The Underground Railroad by Colsen Whitehead

Is The Underground Railroad by Colson Whitehead as good as they say? Does it deserve all the awards and high praise it has been getting, earning the author an interview on every public television and NPR show that still interviews authors? No. There, I said it. It’s a very good book.  I had a very hard time putting it down–ended up reading nearly 200 pages … Continue reading The Underground Railroad by Colsen Whitehead

Top Ten Favorite Reads for 2016.

I’m going to stick to my guns here, enforce my long time rule for selecting the top ten list which is “Do I want to read this book again someday?”  The answer must be yes to qualify. Which means there are many books that I loved reading that will not make the list. Lots of books are great books, great reads, but not something I’ll … Continue reading Top Ten Favorite Reads for 2016.

Elegy Beach by Steven R. Boyett

There are certain types of books with devoted readers–readers who purchase, collect, devour, debate them, become a bit fanatic about them.  The way certain kids did with Harry Potter.  They way some readers did with Lord of the Rings back before is was cool, back when people wrote “Frodo Lives” on the walls of subway restrooms.  Other, more cynical people, make fun of them on … Continue reading Elegy Beach by Steven R. Boyett

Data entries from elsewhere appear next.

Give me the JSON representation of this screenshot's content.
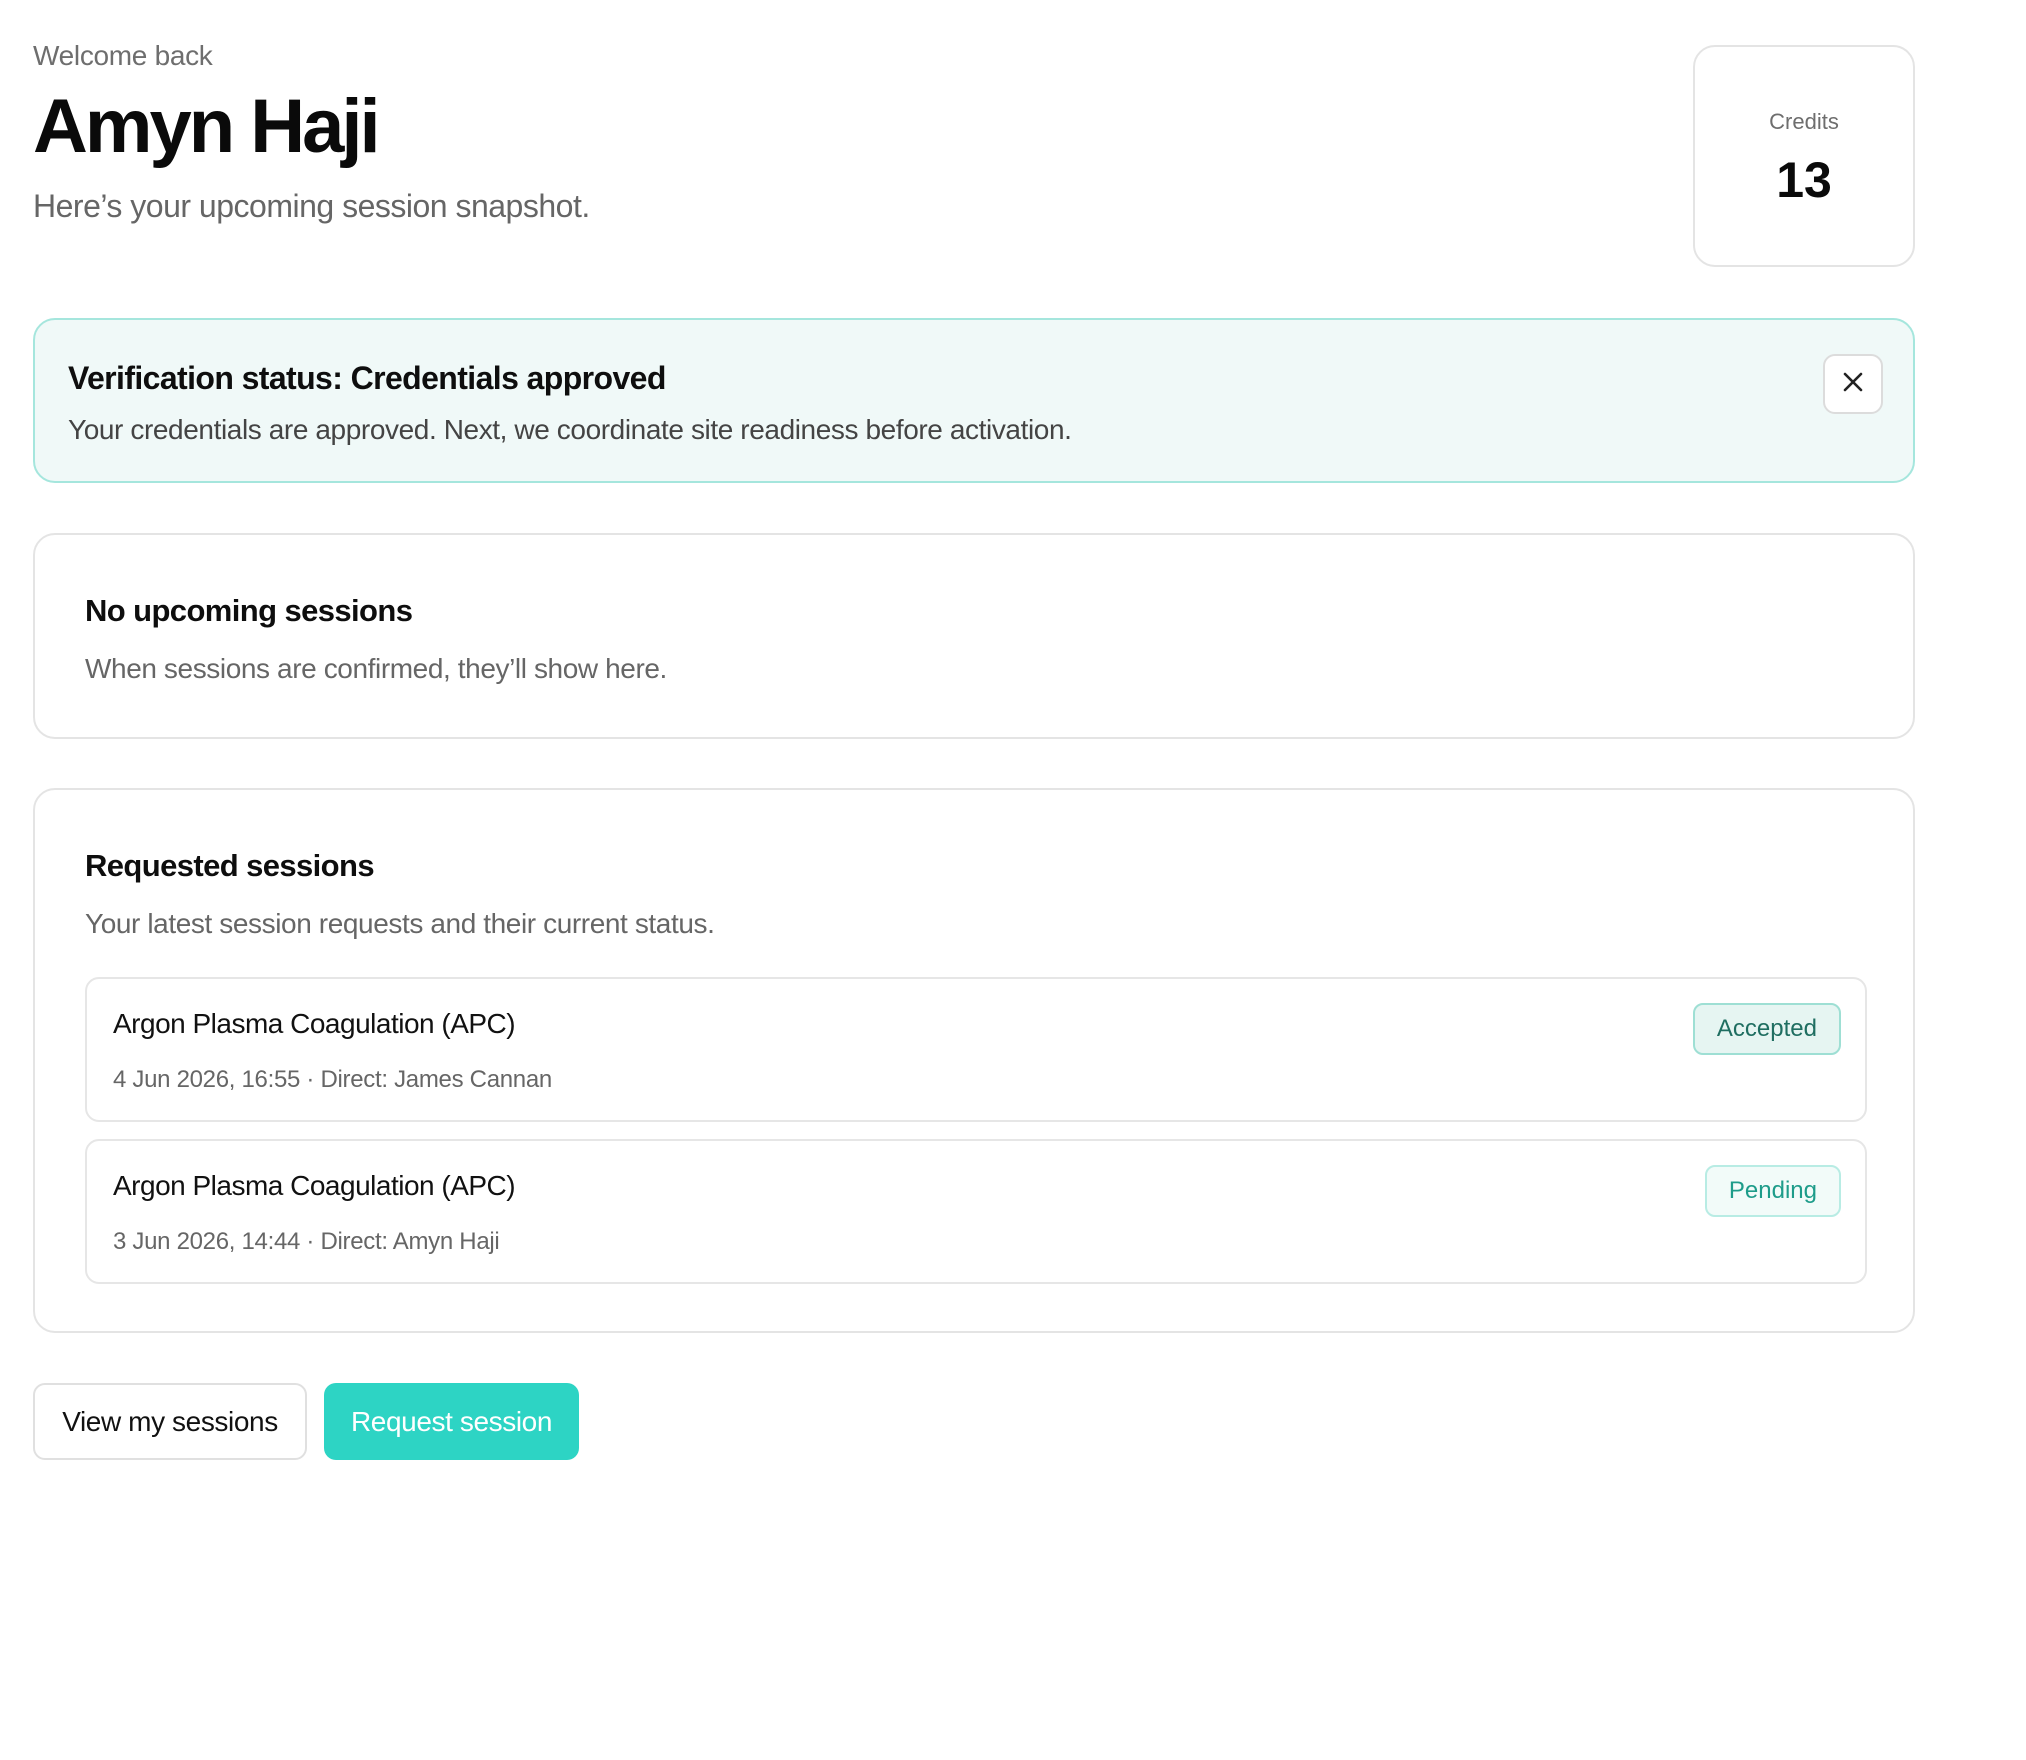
{
  "header": {
    "welcome": "Welcome back",
    "name": "Amyn Haji",
    "subtitle": "Here’s your upcoming session snapshot."
  },
  "credits": {
    "label": "Credits",
    "value": "13"
  },
  "verification": {
    "title": "Verification status: Credentials approved",
    "message": "Your credentials are approved. Next, we coordinate site readiness before activation.",
    "close_icon": "close-icon"
  },
  "upcoming": {
    "title": "No upcoming sessions",
    "description": "When sessions are confirmed, they’ll show here."
  },
  "requested": {
    "title": "Requested sessions",
    "description": "Your latest session requests and their current status.",
    "items": [
      {
        "name": "Argon Plasma Coagulation (APC)",
        "meta": "4 Jun 2026, 16:55 · Direct: James Cannan",
        "status": "Accepted"
      },
      {
        "name": "Argon Plasma Coagulation (APC)",
        "meta": "3 Jun 2026, 14:44 · Direct: Amyn Haji",
        "status": "Pending"
      }
    ]
  },
  "actions": {
    "view_sessions": "View my sessions",
    "request_session": "Request session"
  },
  "colors": {
    "accent": "#2dd4c4",
    "banner_bg": "#f0f9f8",
    "banner_border": "#a5e6dd",
    "accepted_text": "#1f6e61",
    "pending_text": "#1e9c8a"
  }
}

The Day Lasts More than a Hundred Years by Chingiz Aitmatov

Do you read to understand yourself or to understand other people?  If what you’re looking for can be boiled down to what you have in common with others, does that mean you are essentially reading to understand yourself? Burannyi Yedigei, the hero of Chingiz Amitiov’s novel The Day Lasts More than a Hundred Years, has spent his entire adult life on  the steppes of Central Asia … Continue reading The Day Lasts More than a Hundred Years by Chingiz Aitmatov

Underground Airlines by Ben H. Winters

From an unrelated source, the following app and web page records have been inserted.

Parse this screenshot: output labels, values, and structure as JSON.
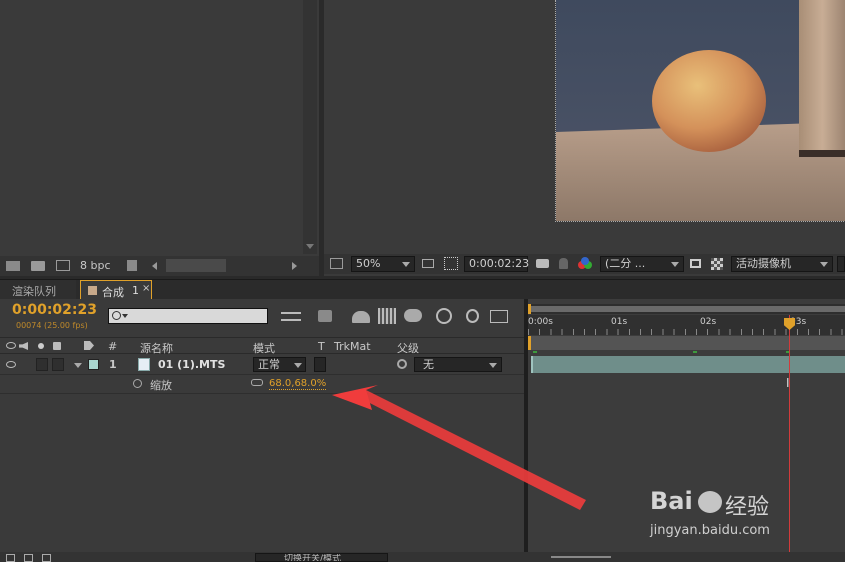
{
  "project_panel": {
    "bit_depth": "8 bpc"
  },
  "viewer": {
    "zoom": "50%",
    "timecode": "0:00:02:23",
    "resolution": "(二分 ...",
    "camera": "活动摄像机"
  },
  "tabs": [
    {
      "label": "渲染队列",
      "active": false
    },
    {
      "label": "合成",
      "suffix": "1",
      "active": true
    }
  ],
  "timeline": {
    "current_time": "0:00:02:23",
    "frame_info": "00074 (25.00 fps)",
    "search_placeholder": "",
    "columns": {
      "hash": "#",
      "source_name": "源名称",
      "mode": "模式",
      "t": "T",
      "trkmat": "TrkMat",
      "parent": "父级"
    },
    "layer": {
      "number": "1",
      "name": "01 (1).MTS",
      "mode": "正常",
      "parent": "无"
    },
    "property": {
      "name": "缩放",
      "value": "68.0,68.0%"
    },
    "ruler": {
      "marks": [
        "0:00s",
        "01s",
        "02s",
        "03s"
      ],
      "playhead_seconds": 2.92
    },
    "footer_label": "切换开关/模式"
  },
  "colors": {
    "accent": "#e0a12a",
    "playhead": "#d23b3b",
    "layer_bar": "#6f8e8a",
    "arrow": "#f03c3c"
  }
}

Three things. First Ben H. Winters’ new novel Underground Airlines certainly works as a thriller.  Fans of his earlier series The Last Policeman will not be disappointed, though there may be a certain sense of de ja vu. While Underground Airlines is set in an alternative America, one where slavery never completely ended, the main character an escaped slave forced by a government agency to hunt down other escaped … Continue reading Underground Airlines by Ben H. Winters

We by Yevgeny Zamyatin

In 1921, Yevgeny Zamyatin’s novel We became the first book to be banned by the Soviet censorship bureau, Glavlit.  Mr. Zamyatin was not able to emigrate until 1931 when he arrived in Paris, some seven years after his novel had been published in English.  We may have been the model for Aldous Huxley’s Brave New World; Mr. Huxley claimed not to have read the novel … Continue reading We by Yevgeny Zamyatin

Tournament of Short Stories: Kelly Link vs. Raymond Carver

I hope Kelly Link won’t be mad at me. Kelly Link has had several stories featured on my favorite short story podcast, Podcastle.  If you’re a fan of fantasy/science fiction or just a fan of good, entertaining stories, you should be subscribing to Podcastle.  I loved her featured zombie stories “The Hortlak” and “Some Zombie Contingencies Plans” neither of which is really about zombies. So when I … Continue reading Tournament of Short Stories: Kelly Link vs. Raymond Carver

Mother Tongues by Theodora Ziolkowski

Two young men arrive at the home of a peasant woman.  We hear you know many stories, they say. Will you tell them to us for the book we are writing. What follows is a wonderful collection of four stories, each perfect for the Brothers Grimm.  Stories left out of their collected tales you might say. Two are set in places that seem very like … Continue reading Mother Tongues by Theodora Ziolkowski